That Harper rejected his QO comes as no surprise, as he is expected to strike perhaps the largest free agent contract in baseball history. Though the free agent market has been less lucrative lately than in previous years, the combination of Harper’s elite talent and his age — he’s only 26 years old — makes him a primary target for more than a handful of teams. Harper reportedly turned down a 10-year, $300 million contract extension offer from the Nationals, so that would seem to be a baseline.

It is also not surprising that Kimbrel, 30, turned down his QO from the Red Sox. Despite a so-so showing during a championship run, Kimbrel is still young and talented enough to land another lucrative contract on the free agent market.

Keuchel bet on himself in turning down the Astros’ QO. He’s been solid since winning the AL Cy Young Award in 2015, owning a 3.77 ERA across 83 starts over the last three seasons. However, he turns 31 years old at the beginning of 2019, and his already mediocre strikeout rate declined even further this past season, so there may be some skepticism about his ability to perform over the course of a multi-year deal. Keuchel will still get one eventually, but his market may be slower to develop.

Pollock, soon 31 as well, will be the outfielder most coveted once Harper is off the market. When he’s healthy, he’s a dynamic five-tool player. However, Pollock hasn’t played in more than 113 games in a season since 2015, so that may be a red flag. Pollock ended 2018 batting .257/.316/.484 with 21 home runs, 65 RBI, 61 runs scored, and 13 stolen bases in 460 plate appearances while playing above-average defense according to various defensive metrics.

Grandal, 30, could’ve gone either way with his QO, but ultimately chose to decline. He had a disappointing postseason, both offensively and defensively. Given how humans are prone to recency bias, it stood to reason that his October performance could have hurt his market. The catching position, however, is rather weak and Grandal stands out in a market that is otherwise focused on Marlins catcher J.T. Realmuto. Grandal did swat 24 home runs with an .815 OPS in 140 games for the Dodgers this past season.

Corbin, 29, was the most obvious QO decline after Harper. The lefty is coming off of a career year, finishing with a 3.15 ERA and a 246/48 K/BB ratio in exactly 200 innings. Corbin is the best free agent pitcher on the market this offseason. The Yankees have been seriously linked with Corbin even before the season ended.

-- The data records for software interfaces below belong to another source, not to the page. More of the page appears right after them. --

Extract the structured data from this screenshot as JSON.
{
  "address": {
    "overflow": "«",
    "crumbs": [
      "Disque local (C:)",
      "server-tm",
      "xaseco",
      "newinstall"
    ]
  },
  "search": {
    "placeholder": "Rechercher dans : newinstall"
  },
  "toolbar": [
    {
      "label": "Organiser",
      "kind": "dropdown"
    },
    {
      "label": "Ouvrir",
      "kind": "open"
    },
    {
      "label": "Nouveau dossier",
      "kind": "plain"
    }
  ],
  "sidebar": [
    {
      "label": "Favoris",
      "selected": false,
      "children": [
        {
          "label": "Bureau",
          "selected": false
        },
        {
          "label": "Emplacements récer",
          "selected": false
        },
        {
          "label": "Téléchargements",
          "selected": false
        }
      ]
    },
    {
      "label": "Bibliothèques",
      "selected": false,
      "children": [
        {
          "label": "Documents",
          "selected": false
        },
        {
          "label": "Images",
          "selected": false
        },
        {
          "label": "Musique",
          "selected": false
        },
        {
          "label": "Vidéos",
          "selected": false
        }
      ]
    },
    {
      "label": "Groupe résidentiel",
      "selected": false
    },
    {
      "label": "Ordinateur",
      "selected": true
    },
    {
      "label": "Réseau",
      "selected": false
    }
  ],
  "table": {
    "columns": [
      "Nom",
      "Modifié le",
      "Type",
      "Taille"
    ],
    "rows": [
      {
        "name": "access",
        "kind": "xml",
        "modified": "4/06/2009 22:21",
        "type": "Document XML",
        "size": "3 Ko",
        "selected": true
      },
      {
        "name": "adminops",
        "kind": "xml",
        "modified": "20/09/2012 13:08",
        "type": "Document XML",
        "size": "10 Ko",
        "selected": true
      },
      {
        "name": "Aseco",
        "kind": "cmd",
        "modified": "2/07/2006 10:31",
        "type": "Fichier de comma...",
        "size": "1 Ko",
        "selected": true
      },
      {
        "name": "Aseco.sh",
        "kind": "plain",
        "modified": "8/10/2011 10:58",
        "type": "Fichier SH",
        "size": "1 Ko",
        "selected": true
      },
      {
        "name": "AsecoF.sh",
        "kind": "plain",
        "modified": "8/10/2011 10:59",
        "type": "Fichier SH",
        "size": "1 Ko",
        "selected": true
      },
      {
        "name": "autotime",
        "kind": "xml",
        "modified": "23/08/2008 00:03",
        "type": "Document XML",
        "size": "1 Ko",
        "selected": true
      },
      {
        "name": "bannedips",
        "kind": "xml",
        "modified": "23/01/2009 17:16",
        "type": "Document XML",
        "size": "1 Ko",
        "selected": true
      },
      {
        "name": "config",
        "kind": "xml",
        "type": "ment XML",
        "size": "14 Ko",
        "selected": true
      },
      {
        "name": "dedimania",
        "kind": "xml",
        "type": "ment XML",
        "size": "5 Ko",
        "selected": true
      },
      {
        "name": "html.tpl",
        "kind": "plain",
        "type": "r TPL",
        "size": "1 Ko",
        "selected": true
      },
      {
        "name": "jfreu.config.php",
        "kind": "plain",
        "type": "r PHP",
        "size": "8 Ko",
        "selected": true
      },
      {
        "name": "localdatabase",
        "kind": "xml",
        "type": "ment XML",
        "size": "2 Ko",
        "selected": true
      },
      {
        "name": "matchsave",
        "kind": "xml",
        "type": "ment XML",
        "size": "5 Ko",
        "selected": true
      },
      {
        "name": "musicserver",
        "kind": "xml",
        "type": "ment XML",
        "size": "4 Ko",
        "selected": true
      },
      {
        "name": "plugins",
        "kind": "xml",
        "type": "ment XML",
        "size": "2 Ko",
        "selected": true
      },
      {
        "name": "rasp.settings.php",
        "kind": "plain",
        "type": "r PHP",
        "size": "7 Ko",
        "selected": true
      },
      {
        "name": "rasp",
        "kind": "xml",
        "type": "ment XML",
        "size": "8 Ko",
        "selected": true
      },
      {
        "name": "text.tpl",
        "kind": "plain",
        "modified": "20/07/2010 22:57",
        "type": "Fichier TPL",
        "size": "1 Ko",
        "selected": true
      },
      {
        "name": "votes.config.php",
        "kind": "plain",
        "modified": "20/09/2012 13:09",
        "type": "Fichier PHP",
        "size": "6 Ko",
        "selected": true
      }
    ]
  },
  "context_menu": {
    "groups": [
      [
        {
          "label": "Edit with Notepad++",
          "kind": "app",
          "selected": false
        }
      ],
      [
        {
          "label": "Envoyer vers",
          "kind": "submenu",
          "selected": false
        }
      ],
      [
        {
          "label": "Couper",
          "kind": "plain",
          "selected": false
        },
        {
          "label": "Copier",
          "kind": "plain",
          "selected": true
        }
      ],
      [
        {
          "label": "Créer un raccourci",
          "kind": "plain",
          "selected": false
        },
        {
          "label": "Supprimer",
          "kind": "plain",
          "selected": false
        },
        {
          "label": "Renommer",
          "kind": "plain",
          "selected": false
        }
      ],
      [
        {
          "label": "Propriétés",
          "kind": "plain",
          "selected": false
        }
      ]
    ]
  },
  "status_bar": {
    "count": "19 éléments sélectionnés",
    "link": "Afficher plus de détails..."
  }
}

Ryu likely chose to accept his QO because of his age and injury history. It would have been a gamble to pursue a multi-year deal. He did, however, make 15 starts during the regular season to the tune of a 1.97 ERA with 89 strikeouts and 15 walks in 82 1/3 innings. Those are great numbers. And most clubs would have been smart enough to look beyond his 5.21 ERA in the postseason, which has more to do with a leaky bullpen than his own personal failings. Still, it’s hard to fault Ryu for playing it safe and taking the guaranteed $17.9 million for one year.